CHARLESTON, SC (FOX Carolina) - One week since his passing, friends and family gathered together at a funeral home in Charleston to remember longtime senator Ernest "Fritz" Hollings.
Today, friends visited family, and when they described him to FOX Carolina, words like "fighter", "leader", and "intelligent" came up often.
Nadine Grant, who was Hollings' night-sitter, also said he maintained his health.
"Always has a sharp mind, and always tried his best to keep himself in shape," she said. "He has a bike that's in the bedroom."
Jim Rowe, a friend of the longtime politician, gave praise to Hollings for helping guide South Carolina through the period of racial integration.
“He accomplished a lot at a very early age... being the governor of South Carolina and getting the state to come to grips with integration," Rowe reminisced. "On his last speech as governor he told the state not to run away from it but to lead it.”
Hollings was also known for staying connected with people. Ralph Everett, who worked with him for 18 years, says the deep connections make losing him even at such an advanced age uniquely heartbreaking.
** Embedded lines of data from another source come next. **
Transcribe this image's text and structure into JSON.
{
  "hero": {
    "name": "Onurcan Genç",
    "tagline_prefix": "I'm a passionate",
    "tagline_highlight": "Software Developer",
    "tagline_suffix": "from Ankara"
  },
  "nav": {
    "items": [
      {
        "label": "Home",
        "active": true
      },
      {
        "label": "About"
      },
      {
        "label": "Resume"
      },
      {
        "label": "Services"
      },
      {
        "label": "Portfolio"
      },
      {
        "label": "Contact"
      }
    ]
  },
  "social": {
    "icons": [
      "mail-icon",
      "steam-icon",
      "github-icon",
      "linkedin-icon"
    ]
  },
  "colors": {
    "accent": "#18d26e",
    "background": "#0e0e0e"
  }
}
“I would speak to Senator Hollings about once a month," said Everett. "So we stayed in constant contact, and even though he was 97 years old it is still a shock to my my system that he no longer with us.”
While he was without a doubt a southern Democrat, Hollings was never opposed to reaching across the aisle. But more notable, those who knew him say he thought of South Carolinians first. He also is known in the state for his work on the South Carolina Technical College System and focusing the state's budget.
“Even though he might have been a member of a political party he always had in his mind, I felt, the citizens of our state," said Charleston mayor John Tecklenburg.
“This is a giant of a man, a great man. I’m just sad today that South Carolina lost a giant.”